It’s the morning after, and while much of the country woke up to a red dawn, California and the San Francisco Bay Area pushed progressive politics a little further forward.
There were no surprises in the top offices up for election. Governor Jerry Brown, Lieutenant Governor Gavin Newsom, Attorney General Kamala Harris, and Schools Superintendent Tom Torlakson all retained their seats.
Californians also considered six propositions.
Voters passed Proposition 1, a 7.1 billion dollar water bond, by a two-thirds majority. They supported Proposition 2 by an even larger margin, instituting a bigger rainy day fund for the state budget. And by approving Prop 47, they chose to reduce most non-violent criminal offenses from felonies to misdemeanors.
Proposition 45, which would have increased regulation of health insurance rate hikes, and Proposition 46, which would have raised caps on medical malpractice awards, were both defeated -- as was proposition 48, which would have allowed North Fork Rancheria Band of Mono Indians to open a casino near Fresno.
In the Bay Area, we’ll begin with the races for mayor.
In the city of Richmond, Green mayor Gayle McLaughlin termed out. The leading candidates going into last night were longtime city councilmen: Tom Butt who, like, McLaughlin, is part of the Richmond Progressive Alliance, and Nat Bates, who received major financial support from Chevron, which has major oil refineries in the city. Despite Chevron’s backing, Tom Butt won with 52% of the vote.
In Oakland, ranked choice voting left the mayor’s race undecided until late in the night. But after fifteen rounds of eliminating candidates and redistributing votes, Libby Schaaf outlasted her opponents and won a decisive victory to become the next mayor of Oakland.
In San Jose, the mayoral contest between educator Sam Liccardo and businessman Dave Cortese is very close. With all precincts reporting, Liccardo had 51% of the vote, but a final outcome may have to wait for the counting of last-minute mail-in ballots.
Oakland voters also had a few ballot measures to consider. They easily passed Measure Z, renewing a parcel tax and a parking tax to help staff the police department … it’s a continuation of voter-mandated Measure Y funding from 2004.

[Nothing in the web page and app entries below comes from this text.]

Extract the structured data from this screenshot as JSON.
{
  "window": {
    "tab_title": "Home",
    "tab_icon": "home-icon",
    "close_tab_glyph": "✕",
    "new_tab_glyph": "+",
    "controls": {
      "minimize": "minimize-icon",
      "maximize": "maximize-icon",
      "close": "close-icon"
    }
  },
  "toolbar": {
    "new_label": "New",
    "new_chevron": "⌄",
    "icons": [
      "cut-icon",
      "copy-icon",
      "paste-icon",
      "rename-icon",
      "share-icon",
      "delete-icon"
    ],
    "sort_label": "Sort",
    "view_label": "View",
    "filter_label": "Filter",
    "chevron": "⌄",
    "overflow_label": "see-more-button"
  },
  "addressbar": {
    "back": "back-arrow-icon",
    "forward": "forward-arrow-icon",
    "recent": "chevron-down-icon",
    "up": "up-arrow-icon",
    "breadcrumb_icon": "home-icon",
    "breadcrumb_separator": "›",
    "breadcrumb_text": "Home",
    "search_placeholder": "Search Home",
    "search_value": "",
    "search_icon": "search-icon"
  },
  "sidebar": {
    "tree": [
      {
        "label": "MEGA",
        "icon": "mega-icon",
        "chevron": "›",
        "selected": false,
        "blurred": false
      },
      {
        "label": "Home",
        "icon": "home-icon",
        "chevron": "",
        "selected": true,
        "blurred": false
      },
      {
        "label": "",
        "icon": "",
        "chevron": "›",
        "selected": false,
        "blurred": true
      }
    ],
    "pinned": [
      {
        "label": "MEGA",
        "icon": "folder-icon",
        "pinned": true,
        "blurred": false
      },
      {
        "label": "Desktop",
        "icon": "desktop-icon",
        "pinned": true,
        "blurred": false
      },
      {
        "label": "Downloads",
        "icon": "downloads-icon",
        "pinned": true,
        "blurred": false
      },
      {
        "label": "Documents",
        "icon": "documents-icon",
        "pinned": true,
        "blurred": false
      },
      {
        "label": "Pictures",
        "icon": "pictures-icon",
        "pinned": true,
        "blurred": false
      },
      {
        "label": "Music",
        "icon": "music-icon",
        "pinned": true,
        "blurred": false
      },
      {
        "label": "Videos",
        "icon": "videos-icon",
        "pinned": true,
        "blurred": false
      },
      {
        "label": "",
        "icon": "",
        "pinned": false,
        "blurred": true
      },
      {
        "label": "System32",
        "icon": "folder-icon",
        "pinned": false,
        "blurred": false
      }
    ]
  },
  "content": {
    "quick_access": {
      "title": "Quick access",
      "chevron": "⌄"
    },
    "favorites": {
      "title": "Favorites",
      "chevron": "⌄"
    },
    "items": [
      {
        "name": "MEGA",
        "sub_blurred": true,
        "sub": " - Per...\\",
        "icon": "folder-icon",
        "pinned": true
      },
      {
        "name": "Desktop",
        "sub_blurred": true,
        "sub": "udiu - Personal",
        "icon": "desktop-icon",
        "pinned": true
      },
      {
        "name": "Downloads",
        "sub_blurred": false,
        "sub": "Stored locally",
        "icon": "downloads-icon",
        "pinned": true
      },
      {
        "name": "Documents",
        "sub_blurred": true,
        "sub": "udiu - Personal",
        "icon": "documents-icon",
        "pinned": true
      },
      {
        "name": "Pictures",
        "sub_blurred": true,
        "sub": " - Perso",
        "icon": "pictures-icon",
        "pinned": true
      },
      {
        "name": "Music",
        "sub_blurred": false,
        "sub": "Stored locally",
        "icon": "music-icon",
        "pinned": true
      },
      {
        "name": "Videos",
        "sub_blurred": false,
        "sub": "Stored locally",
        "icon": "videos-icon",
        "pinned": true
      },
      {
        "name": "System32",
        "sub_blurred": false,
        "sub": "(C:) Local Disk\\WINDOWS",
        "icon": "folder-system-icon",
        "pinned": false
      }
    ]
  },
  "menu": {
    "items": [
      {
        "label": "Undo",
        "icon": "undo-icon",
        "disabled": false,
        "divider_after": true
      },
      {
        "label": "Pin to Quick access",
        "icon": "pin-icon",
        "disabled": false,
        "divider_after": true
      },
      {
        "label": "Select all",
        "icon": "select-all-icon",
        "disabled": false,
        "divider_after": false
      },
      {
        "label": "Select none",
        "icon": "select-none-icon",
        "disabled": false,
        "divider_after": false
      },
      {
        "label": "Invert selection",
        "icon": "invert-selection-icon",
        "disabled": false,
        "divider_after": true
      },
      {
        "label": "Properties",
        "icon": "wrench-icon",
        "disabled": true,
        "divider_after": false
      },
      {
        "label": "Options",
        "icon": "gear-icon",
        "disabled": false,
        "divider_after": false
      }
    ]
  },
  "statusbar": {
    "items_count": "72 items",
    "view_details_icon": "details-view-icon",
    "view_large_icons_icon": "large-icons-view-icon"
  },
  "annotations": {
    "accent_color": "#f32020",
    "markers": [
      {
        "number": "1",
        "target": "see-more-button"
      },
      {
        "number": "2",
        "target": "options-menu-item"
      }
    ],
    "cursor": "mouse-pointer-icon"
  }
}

San Francisco voters also joined the movement for a higher minimum wage, passing Proposition J, which will match Oakland’s minimum wage next year, then bring it up to 15 dollars an hour by the year 2018.
San Francisco voters chose David Chiu over David Campos to fill Tom Ammiano’s seat representing District 17 in the State Assembly.
They also passed Prop A: a transportation and road improvement bond; and they passed Prop I, which will fast-track renovations to recreational areas, including soccer fields at the western edge of Golden Gate Park.
But San Francisco Prop E fell flat: It would have taxed sugary drinks two cents per ounce. While a majority of voters favored the tax, that ballot measure required a two-thirds vote in San Francisco, which it didn’t get. So the cost of soda will remain the same in the city.
That same soda might cost a little more in Berkeley, now, because a similar soda tax passed there. 75 percent of voters supported Measure D: A one cent per ounce tax on sugar-sweetened beverages. Berkeley is now the first city in the nation to specifically tax soda.